ACTIVITY - Lines holding the string "answer" are the ones to copy; find them all in the data.

Website and app data records -
Content starts
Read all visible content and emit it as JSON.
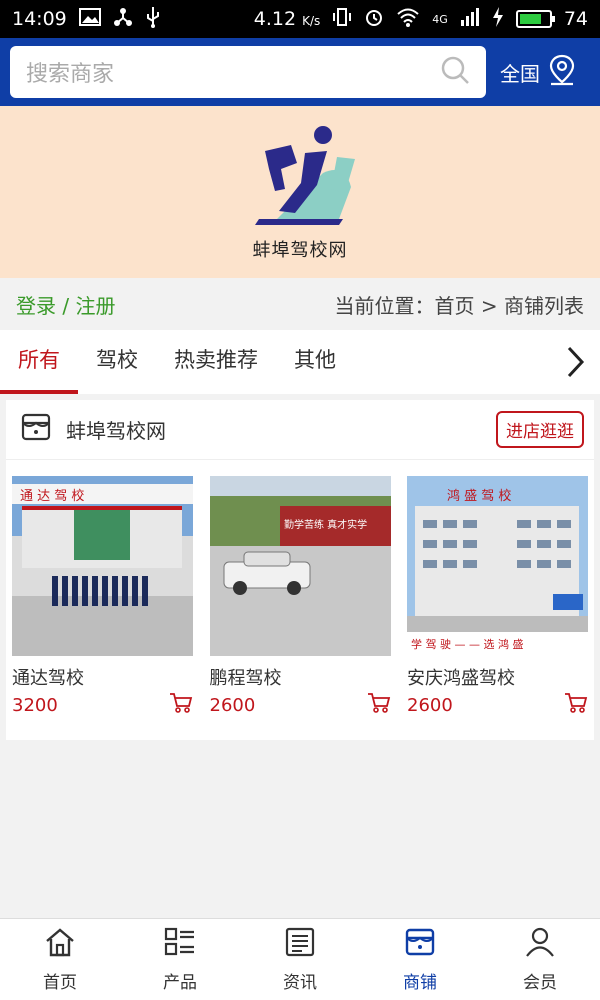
{
  "status_bar": {
    "time": "14:09",
    "speed": "4.12",
    "speed_unit": "K/s",
    "network": "4G",
    "battery": "74",
    "battery_level": 0.74
  },
  "search": {
    "placeholder": "搜索商家",
    "region_label": "全国"
  },
  "banner": {
    "site_name": "蚌埠驾校网"
  },
  "breadcrumb": {
    "login_register": "登录 / 注册",
    "location_prefix": "当前位置：",
    "home": "首页",
    "separator": ">",
    "current": "商铺列表"
  },
  "tabs": [
    {
      "label": "所有",
      "active": true
    },
    {
      "label": "驾校",
      "active": false
    },
    {
      "label": "热卖推荐",
      "active": false
    },
    {
      "label": "其他",
      "active": false
    }
  ],
  "shop": {
    "name": "蚌埠驾校网",
    "visit_button": "进店逛逛",
    "products": [
      {
        "name": "通达驾校",
        "price": "3200",
        "sign_text": "通 达   驾 校"
      },
      {
        "name": "鹏程驾校",
        "price": "2600",
        "sign_text": "勤学苦练 真才实学"
      },
      {
        "name": "安庆鸿盛驾校",
        "price": "2600",
        "sign_text": "学 驾 驶 — — 选 鸿 盛",
        "roof_text": "鸿 盛   驾 校"
      }
    ]
  },
  "bottom_nav": [
    {
      "label": "首页",
      "icon": "home-icon",
      "active": false
    },
    {
      "label": "产品",
      "icon": "product-list-icon",
      "active": false
    },
    {
      "label": "资讯",
      "icon": "news-icon",
      "active": false
    },
    {
      "label": "商铺",
      "icon": "shop-icon",
      "active": true
    },
    {
      "label": "会员",
      "icon": "member-icon",
      "active": false
    }
  ],
  "colors": {
    "brand_blue": "#0f3ea6",
    "accent_red": "#c0161c",
    "login_green": "#3a9a2a",
    "banner_bg": "#fce3cc"
  }
}
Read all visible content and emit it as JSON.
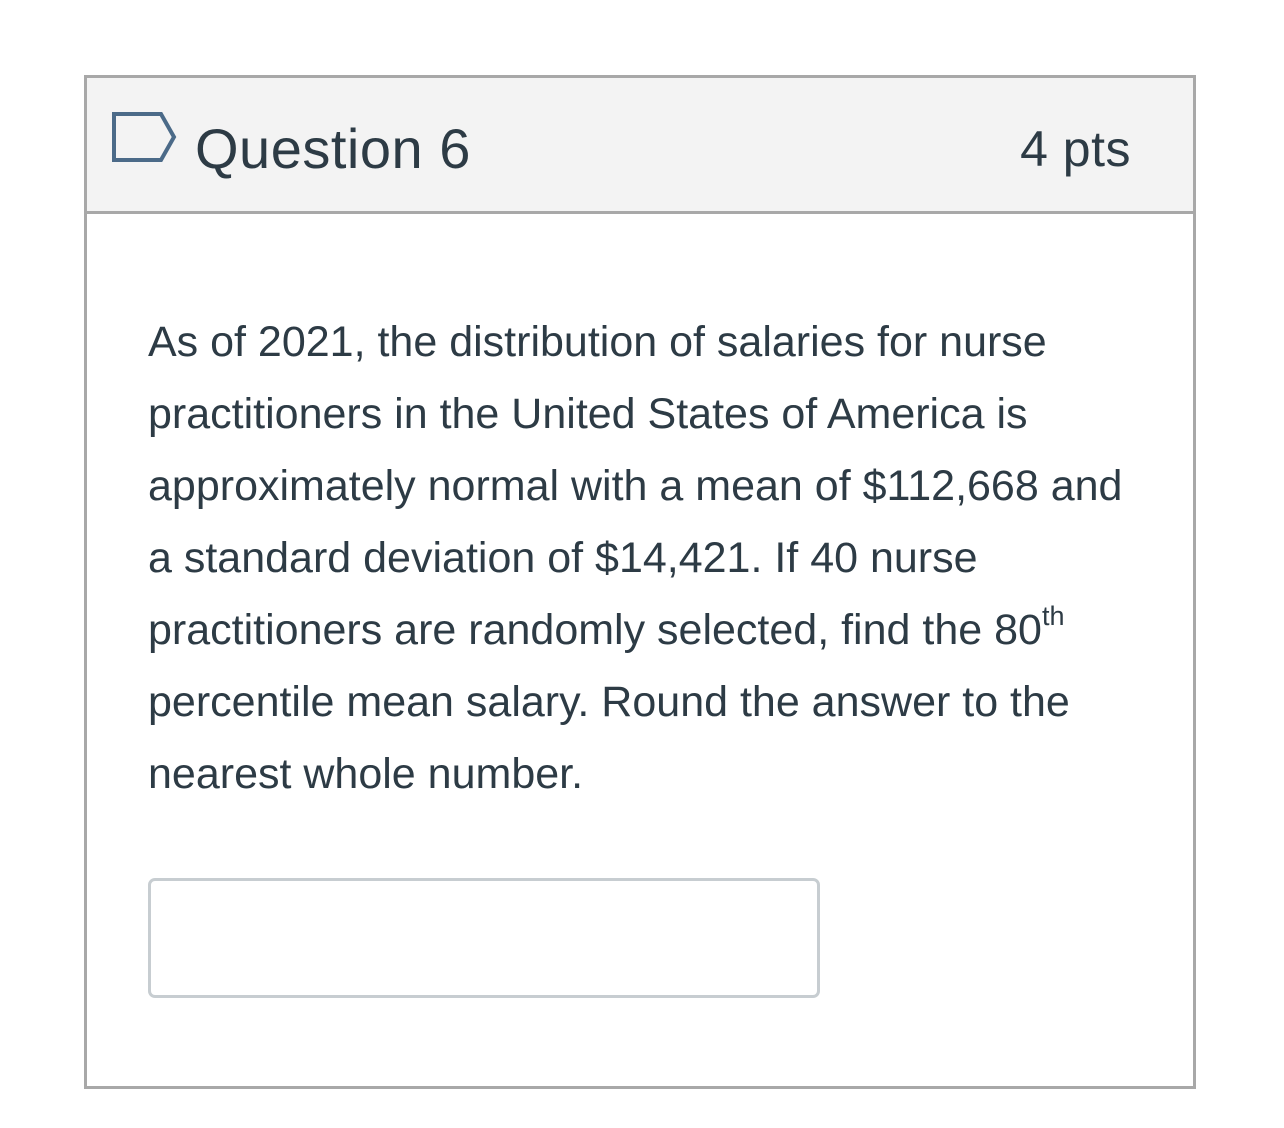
{
  "question": {
    "title": "Question 6",
    "points": "4 pts",
    "flag_icon": "flag-outline-icon",
    "text": {
      "part1": "As of 2021, the distribution of salaries for nurse practitioners in the United States of America is approximately normal with a mean of $112,668 and a standard deviation of $14,421. If 40 nurse practitioners are randomly selected, find the 80",
      "superscript": "th",
      "part2": " percentile mean salary. Round the answer to the nearest whole number."
    },
    "answer": {
      "value": "",
      "placeholder": ""
    }
  },
  "colors": {
    "text": "#2d3b45",
    "header_background": "#f3f3f3",
    "border": "#a8a8a8",
    "flag_stroke": "#4b6a88"
  }
}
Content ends
EXERCISE RESULT -
      "part2": " percentile mean salary. Round the answer to the nearest whole number."
    "answer": {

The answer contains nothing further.